Data records for software interfaces
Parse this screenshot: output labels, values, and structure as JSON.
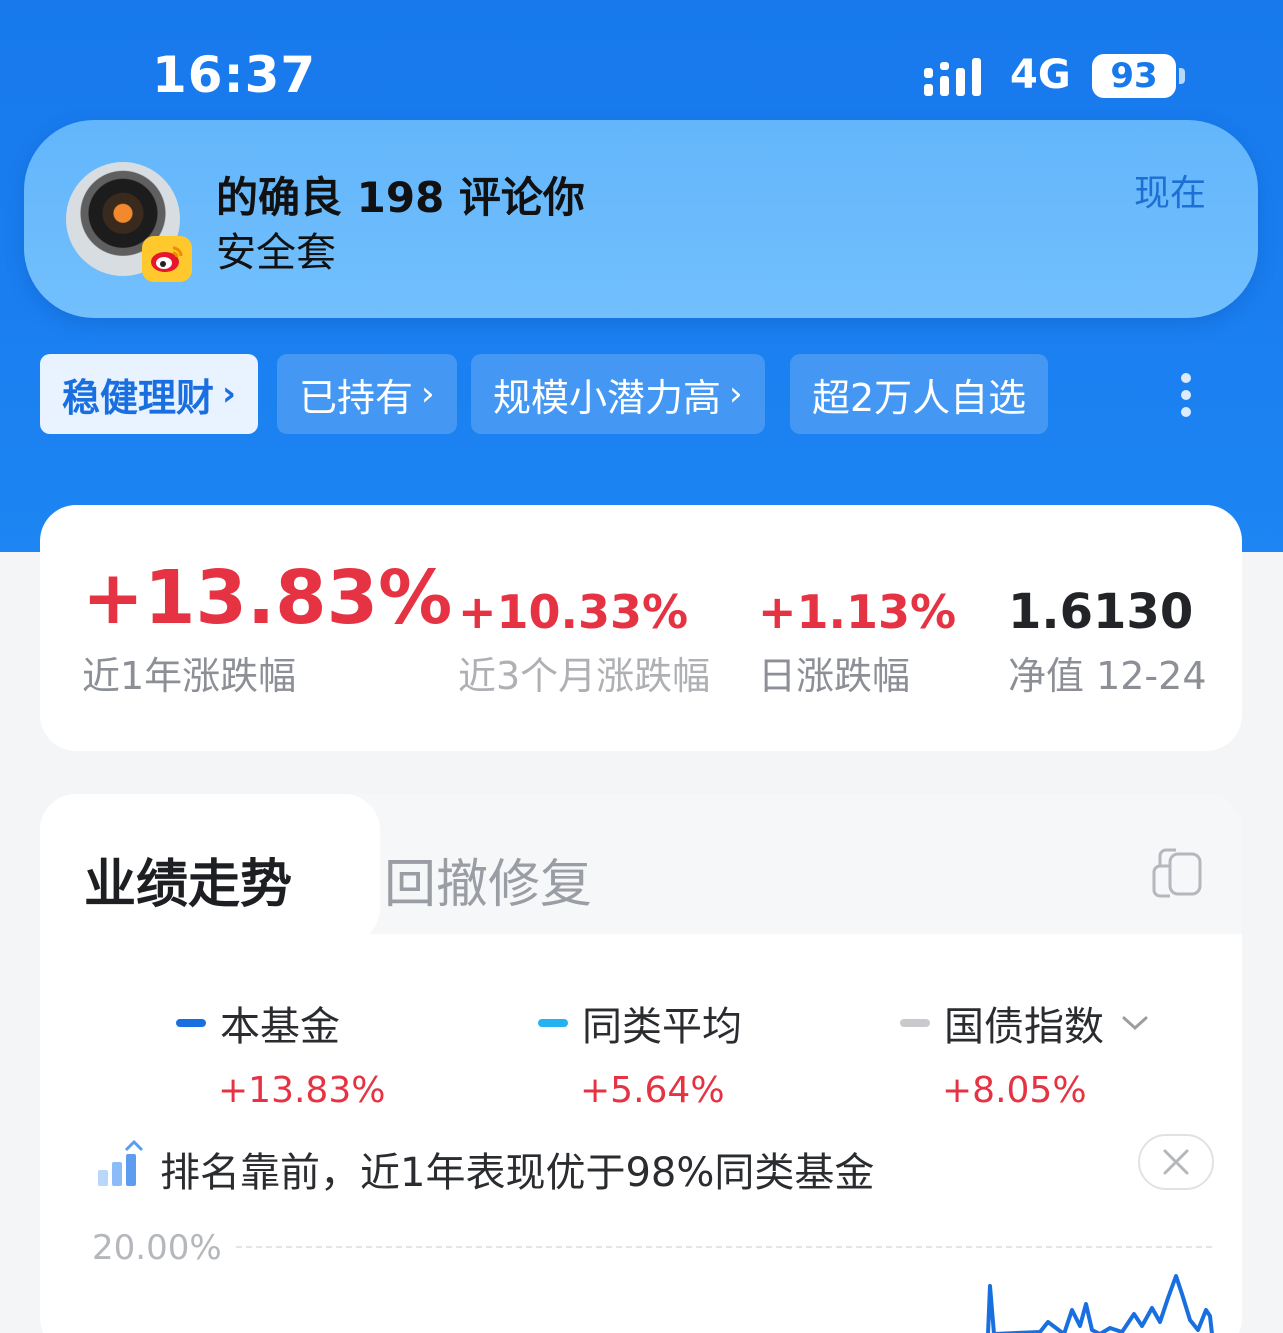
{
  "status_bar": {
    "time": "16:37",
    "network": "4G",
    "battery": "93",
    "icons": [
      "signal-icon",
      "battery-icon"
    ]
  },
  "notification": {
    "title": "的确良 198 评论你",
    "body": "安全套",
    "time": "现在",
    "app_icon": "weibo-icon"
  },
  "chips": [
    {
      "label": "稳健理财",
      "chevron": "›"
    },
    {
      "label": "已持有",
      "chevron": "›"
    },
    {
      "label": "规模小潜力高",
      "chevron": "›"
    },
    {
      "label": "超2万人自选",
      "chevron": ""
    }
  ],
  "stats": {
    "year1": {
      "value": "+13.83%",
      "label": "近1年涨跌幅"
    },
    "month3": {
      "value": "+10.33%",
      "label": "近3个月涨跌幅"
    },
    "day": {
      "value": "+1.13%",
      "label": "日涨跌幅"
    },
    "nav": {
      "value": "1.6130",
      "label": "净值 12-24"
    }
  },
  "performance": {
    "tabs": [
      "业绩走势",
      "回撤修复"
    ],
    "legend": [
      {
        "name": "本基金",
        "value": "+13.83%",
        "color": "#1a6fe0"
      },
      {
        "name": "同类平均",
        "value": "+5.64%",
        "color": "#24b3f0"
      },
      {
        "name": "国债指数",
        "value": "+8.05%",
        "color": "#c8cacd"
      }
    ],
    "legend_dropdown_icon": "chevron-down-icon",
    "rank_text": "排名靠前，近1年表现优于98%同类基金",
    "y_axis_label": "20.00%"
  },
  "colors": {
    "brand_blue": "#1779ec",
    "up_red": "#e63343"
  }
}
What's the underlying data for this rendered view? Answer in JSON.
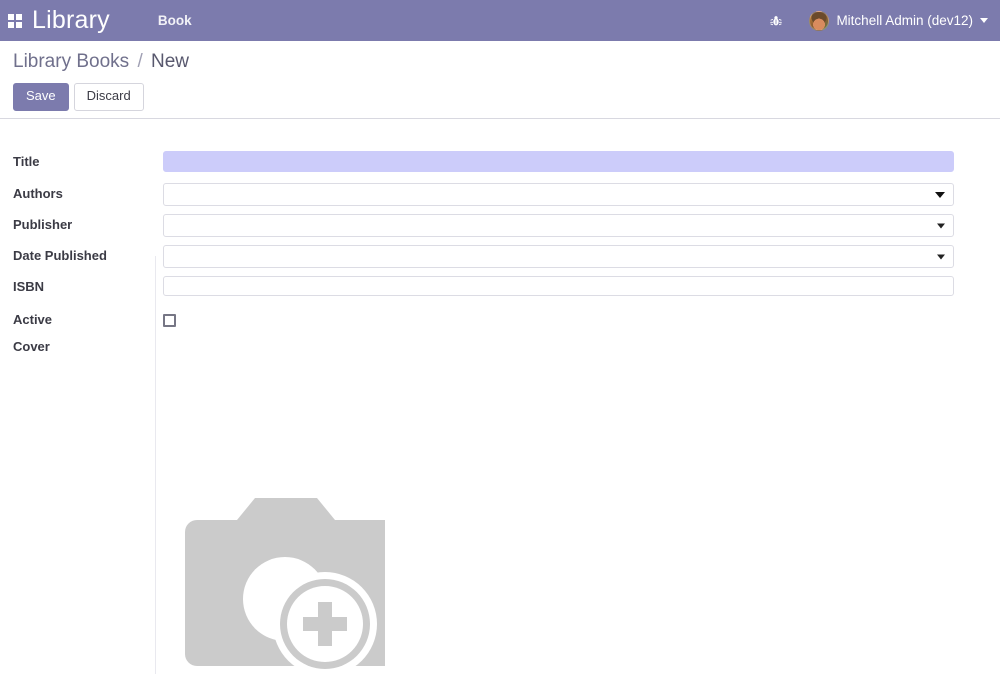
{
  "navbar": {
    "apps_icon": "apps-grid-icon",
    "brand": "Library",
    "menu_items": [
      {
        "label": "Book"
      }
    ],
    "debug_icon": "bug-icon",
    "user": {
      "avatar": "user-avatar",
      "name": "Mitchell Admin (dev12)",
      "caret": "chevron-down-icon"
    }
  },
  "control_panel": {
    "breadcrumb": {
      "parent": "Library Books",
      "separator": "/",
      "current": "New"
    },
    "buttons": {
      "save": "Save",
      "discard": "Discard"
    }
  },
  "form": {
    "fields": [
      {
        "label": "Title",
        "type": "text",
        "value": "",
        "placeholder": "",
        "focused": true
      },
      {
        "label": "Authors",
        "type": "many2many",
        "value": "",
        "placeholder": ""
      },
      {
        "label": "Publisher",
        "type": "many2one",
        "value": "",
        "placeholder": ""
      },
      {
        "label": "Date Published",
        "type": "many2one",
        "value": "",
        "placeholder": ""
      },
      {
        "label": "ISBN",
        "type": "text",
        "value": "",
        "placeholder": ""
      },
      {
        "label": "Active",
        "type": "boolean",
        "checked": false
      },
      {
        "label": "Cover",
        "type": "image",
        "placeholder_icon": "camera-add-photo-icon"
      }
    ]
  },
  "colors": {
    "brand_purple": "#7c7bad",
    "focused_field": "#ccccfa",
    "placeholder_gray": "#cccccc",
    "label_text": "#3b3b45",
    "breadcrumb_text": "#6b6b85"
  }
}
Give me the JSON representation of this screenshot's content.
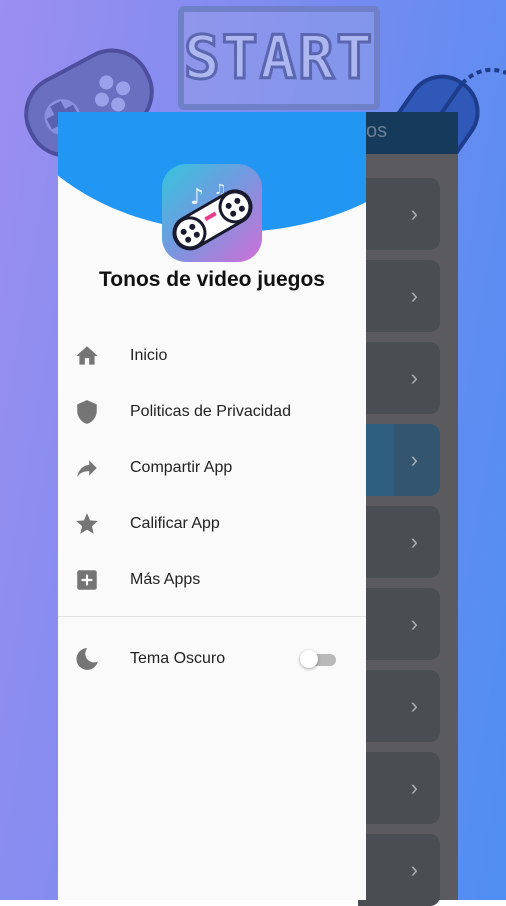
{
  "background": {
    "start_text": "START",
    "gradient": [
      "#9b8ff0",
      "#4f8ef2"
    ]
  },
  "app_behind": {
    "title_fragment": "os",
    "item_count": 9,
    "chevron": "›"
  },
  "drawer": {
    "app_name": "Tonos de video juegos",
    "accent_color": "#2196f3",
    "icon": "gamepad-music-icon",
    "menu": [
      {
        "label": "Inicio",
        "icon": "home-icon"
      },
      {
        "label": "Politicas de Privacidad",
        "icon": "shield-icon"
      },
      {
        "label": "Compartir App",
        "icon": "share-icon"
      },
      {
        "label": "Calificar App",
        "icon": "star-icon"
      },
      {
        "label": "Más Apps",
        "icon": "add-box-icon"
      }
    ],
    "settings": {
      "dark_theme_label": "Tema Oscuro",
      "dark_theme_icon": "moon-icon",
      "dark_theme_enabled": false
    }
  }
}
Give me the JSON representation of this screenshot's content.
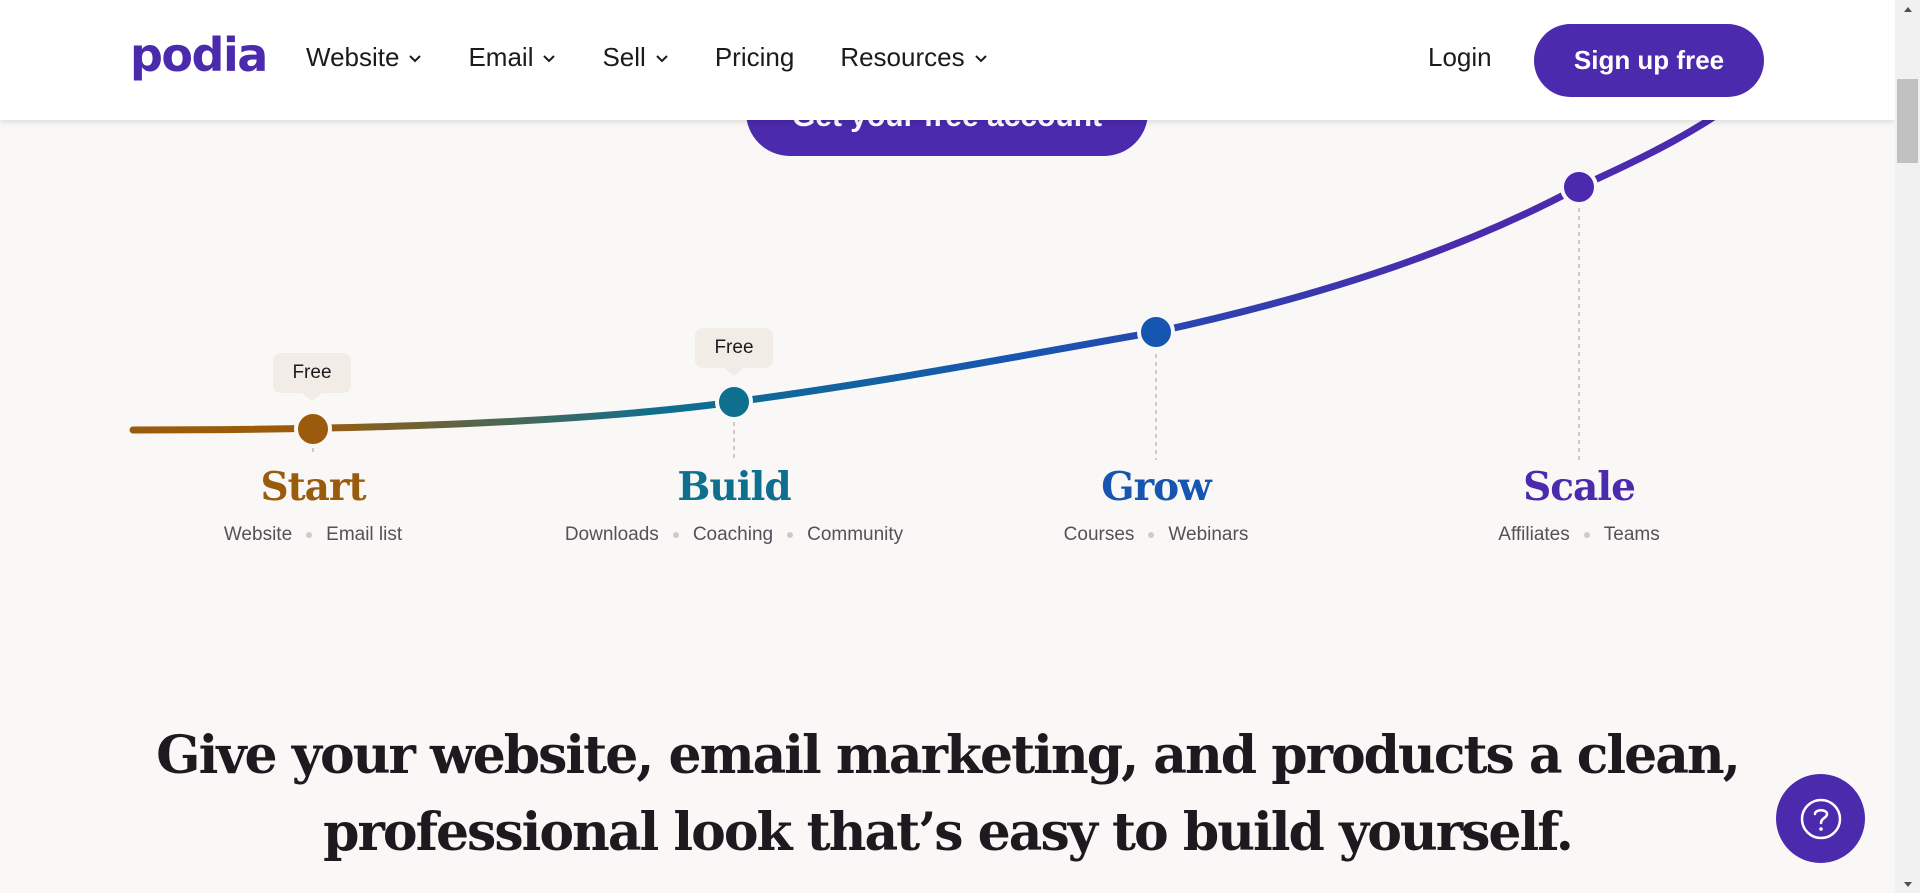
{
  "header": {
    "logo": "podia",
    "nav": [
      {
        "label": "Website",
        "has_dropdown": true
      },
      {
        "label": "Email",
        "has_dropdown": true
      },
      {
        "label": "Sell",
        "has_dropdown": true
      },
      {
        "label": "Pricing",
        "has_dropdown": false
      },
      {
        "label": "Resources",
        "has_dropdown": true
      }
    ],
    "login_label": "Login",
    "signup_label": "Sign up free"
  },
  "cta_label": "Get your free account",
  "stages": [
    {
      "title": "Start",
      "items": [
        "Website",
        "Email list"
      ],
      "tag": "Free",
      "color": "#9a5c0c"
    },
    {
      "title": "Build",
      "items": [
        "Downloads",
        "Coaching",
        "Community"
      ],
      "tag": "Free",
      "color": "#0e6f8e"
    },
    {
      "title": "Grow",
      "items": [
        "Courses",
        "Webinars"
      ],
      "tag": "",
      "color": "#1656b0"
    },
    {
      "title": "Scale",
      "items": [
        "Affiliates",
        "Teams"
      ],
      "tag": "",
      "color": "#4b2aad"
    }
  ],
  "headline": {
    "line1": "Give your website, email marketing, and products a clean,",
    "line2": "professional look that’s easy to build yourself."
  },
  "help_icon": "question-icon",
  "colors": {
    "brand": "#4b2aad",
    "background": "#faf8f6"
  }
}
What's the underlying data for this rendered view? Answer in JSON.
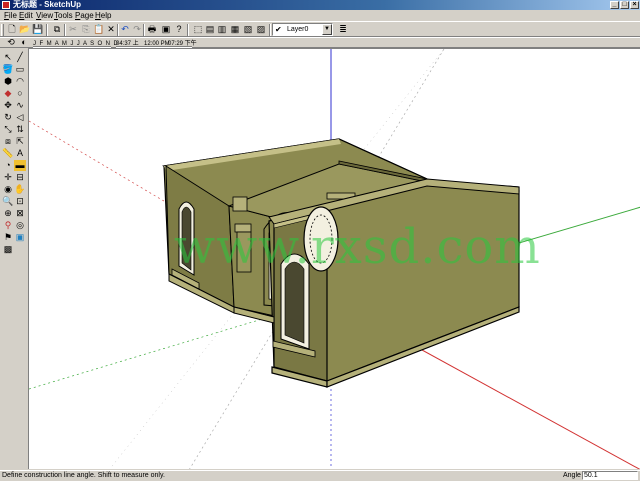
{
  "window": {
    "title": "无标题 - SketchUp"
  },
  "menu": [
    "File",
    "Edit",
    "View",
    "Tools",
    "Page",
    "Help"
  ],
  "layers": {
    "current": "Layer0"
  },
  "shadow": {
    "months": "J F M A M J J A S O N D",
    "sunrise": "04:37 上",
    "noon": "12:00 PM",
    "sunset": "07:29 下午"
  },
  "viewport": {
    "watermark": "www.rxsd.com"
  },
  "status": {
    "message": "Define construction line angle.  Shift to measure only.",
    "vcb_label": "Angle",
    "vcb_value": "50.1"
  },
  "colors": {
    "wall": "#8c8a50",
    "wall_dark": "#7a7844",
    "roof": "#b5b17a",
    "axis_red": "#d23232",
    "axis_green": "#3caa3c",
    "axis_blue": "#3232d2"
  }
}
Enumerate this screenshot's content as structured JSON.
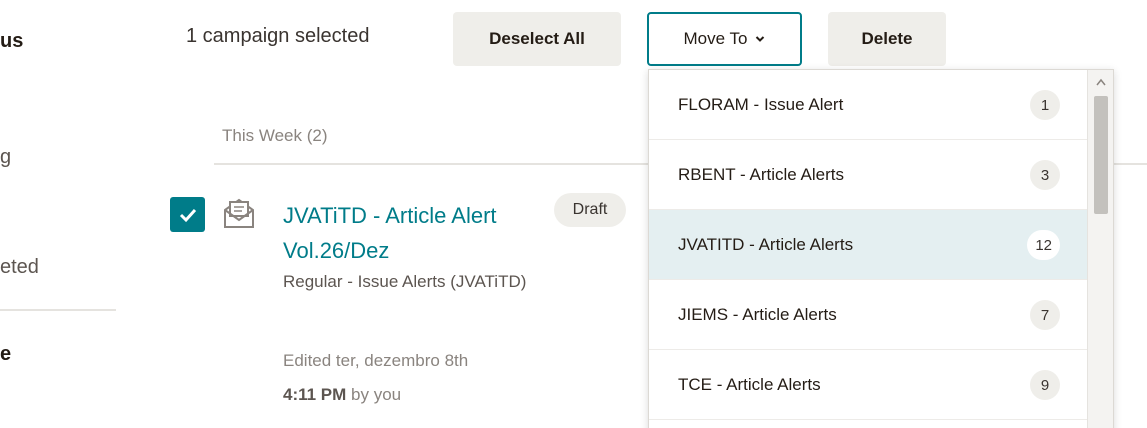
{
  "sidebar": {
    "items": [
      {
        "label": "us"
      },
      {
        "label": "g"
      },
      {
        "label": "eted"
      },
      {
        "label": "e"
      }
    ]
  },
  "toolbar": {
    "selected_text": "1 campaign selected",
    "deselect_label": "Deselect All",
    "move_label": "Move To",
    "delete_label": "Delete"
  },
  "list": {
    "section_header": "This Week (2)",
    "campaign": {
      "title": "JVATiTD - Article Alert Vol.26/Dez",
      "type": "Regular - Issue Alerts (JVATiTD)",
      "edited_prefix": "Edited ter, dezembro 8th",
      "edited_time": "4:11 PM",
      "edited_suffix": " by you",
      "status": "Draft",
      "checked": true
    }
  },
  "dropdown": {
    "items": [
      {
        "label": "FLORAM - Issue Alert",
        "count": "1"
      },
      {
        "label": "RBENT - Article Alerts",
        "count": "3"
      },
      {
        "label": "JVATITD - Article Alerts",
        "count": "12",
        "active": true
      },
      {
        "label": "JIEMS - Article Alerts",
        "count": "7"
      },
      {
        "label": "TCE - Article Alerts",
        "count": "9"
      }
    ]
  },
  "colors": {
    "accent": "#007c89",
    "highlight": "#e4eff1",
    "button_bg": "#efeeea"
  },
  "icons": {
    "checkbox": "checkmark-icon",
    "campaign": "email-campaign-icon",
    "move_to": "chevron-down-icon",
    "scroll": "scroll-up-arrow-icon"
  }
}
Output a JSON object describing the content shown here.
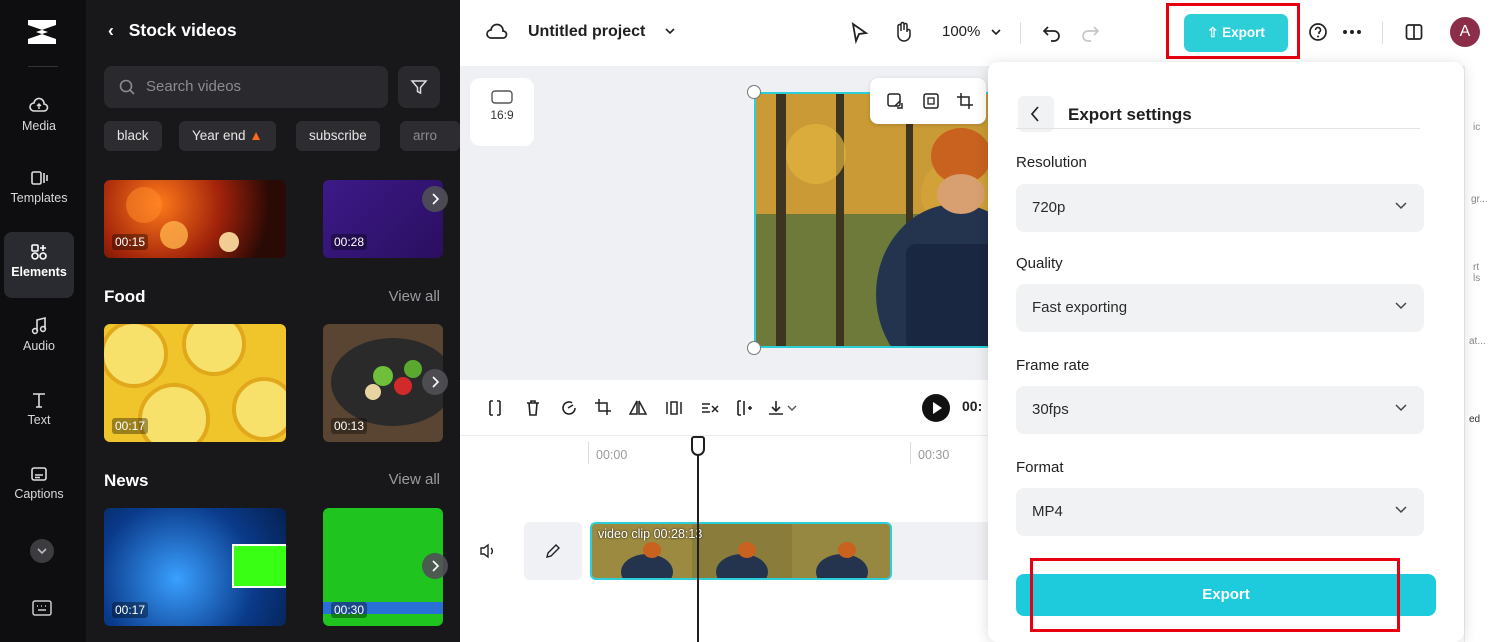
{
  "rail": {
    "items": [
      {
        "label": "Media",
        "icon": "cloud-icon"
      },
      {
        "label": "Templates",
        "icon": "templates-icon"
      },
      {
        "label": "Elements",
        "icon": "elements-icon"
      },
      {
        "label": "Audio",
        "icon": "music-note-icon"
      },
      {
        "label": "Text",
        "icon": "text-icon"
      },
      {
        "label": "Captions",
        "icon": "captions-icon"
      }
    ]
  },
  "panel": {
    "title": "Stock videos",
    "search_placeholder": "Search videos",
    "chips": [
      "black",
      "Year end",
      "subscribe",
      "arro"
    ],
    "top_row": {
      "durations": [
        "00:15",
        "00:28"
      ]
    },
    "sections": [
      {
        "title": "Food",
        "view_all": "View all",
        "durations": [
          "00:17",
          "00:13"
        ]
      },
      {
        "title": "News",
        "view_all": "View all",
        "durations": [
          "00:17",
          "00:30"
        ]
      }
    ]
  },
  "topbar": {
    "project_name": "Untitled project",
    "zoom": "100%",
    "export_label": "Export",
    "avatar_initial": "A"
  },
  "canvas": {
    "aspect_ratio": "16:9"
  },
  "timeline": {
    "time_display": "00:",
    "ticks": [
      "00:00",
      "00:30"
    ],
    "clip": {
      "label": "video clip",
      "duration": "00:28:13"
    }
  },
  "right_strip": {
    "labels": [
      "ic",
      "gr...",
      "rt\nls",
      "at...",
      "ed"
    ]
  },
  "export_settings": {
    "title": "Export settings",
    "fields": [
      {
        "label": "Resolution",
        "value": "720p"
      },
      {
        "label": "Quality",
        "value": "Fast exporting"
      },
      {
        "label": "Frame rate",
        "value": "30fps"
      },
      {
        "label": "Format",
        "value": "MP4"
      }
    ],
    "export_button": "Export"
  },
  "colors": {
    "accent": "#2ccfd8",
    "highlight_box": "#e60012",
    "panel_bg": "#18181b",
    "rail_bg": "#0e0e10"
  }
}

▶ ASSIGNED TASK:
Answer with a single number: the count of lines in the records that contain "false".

▶ RESPONSE AREA:
3